A couple of days ago, a friend of mine posted on Facebook a Telegraph article celebrating the ban of plastic water bottles along her favorite stretch of Italian coastline: Cinque Terre. Apparently 3 million (3 x 10+06) tourists have left an average of 2 million (2 x 10+06) bottles a year on these beaches–with 400,000 (4 x 10+05) bottles abandoned in August alone on this relatively tiny stretch–10 (10+01) kilometers–of UNESCO World Heritage coast.
As a comparison, in the U.S., in 1997, 4 billion (4 x 10+09) plastic bottles were manufactured; and in 2005, 26 billion (2.6 x 10+10) with only about 3 billion (3 x 10+09) being recycled.

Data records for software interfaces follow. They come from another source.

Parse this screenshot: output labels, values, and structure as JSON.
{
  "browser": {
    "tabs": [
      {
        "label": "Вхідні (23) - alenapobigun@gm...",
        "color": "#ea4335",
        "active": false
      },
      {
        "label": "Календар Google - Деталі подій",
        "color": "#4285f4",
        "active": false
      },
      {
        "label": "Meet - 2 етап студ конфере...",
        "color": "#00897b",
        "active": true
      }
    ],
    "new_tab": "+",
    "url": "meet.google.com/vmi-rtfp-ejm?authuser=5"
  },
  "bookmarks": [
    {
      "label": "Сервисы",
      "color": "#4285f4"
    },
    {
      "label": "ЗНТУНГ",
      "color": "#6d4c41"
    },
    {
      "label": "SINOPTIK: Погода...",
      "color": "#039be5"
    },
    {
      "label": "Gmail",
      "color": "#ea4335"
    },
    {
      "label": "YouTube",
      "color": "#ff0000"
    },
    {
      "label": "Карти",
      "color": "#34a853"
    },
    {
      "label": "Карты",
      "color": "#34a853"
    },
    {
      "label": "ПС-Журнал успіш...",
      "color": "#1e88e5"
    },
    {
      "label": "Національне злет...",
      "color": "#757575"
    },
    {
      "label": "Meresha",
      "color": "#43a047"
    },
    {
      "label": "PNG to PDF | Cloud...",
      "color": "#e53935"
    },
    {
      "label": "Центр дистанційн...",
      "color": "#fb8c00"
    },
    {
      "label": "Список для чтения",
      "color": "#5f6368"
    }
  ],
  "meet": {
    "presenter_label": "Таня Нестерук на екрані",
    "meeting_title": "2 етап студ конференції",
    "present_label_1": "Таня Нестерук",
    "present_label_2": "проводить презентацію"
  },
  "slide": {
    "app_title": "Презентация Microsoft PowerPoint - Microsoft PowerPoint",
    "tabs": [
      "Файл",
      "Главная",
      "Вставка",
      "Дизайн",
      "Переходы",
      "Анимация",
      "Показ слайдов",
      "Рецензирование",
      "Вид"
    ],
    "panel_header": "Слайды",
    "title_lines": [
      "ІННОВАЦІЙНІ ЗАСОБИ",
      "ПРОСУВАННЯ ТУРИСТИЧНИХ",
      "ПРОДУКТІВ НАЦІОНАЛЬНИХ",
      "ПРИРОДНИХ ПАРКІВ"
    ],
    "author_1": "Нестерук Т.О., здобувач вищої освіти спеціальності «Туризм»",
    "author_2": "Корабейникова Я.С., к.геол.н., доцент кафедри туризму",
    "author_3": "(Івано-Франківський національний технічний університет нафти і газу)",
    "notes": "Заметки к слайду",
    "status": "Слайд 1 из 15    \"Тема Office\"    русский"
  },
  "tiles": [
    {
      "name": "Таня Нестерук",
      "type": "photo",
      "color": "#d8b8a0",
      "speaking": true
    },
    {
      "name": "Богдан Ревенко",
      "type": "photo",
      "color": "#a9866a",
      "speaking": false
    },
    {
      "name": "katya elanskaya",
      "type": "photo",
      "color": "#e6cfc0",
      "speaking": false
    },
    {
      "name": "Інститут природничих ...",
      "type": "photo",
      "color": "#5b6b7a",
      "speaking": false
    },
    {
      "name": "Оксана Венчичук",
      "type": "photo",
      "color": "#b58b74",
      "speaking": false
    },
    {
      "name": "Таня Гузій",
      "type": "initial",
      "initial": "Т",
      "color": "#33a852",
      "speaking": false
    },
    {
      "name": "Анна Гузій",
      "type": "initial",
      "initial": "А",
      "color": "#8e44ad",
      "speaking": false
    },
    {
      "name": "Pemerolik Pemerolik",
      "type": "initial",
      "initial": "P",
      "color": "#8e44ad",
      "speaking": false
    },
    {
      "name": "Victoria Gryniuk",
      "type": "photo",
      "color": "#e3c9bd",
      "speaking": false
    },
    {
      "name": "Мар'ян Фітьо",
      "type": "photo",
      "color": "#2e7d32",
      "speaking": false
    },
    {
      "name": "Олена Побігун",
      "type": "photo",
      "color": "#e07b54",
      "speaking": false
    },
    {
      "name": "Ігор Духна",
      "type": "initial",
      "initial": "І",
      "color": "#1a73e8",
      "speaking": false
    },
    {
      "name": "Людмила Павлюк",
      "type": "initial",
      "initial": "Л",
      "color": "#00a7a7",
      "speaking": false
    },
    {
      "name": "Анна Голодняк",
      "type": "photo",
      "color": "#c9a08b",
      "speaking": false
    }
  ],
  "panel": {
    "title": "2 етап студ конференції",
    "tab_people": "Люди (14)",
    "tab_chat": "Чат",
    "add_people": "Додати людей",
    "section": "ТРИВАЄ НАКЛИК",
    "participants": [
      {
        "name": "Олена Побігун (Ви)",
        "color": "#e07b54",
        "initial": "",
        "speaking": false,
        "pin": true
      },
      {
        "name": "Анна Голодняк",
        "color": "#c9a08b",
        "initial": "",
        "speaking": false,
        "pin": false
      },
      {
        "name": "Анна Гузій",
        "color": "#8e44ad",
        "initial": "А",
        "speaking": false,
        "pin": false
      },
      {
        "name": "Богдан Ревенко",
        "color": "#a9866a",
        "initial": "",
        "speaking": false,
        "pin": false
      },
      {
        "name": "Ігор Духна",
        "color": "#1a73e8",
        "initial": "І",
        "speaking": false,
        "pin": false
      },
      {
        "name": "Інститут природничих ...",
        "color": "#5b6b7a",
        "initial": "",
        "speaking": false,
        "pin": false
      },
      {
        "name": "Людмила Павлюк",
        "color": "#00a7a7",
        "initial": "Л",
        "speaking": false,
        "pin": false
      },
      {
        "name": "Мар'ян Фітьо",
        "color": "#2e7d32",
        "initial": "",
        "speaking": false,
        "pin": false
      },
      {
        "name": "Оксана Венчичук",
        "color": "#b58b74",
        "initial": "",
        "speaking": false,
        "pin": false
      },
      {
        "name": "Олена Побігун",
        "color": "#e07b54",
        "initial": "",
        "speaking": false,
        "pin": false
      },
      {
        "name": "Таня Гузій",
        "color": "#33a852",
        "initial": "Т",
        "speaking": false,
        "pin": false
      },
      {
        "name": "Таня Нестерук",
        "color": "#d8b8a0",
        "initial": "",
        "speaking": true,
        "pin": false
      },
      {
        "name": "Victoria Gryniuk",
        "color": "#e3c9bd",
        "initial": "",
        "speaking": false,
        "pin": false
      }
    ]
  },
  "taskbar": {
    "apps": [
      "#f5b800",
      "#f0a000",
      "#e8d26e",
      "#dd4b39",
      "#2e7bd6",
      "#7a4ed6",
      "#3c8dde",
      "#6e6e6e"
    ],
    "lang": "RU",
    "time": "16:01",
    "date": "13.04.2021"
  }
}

Furthermore, the making of these bottles required 15 million (1.5 x 10+07) barrels of oil annually (enough to fuel 100,000 (10+05) cars a year).
The tail end of the Telegraph article referred to the millions of tons of plastic that have been carried by 4 major currents to the North Pacific Gyre–now a swirling mass of plastic whose size is the equivalent to Texas–where Albatross chicks die because their parents mistake bottle caps for food. Charles Moore discusses this, and much more, in his TED talk:
An amazing factoid reported by Discover magazine: plastic bottles afloat in a marine environment degrade in about 450 (4.5 x 10+02) years!
Hat tips to the Telegraph, CRI–Container Recycling Institute, Charles Moore’s TED talk, and Discover magazine (October 2009 issue) with its iStockphoto.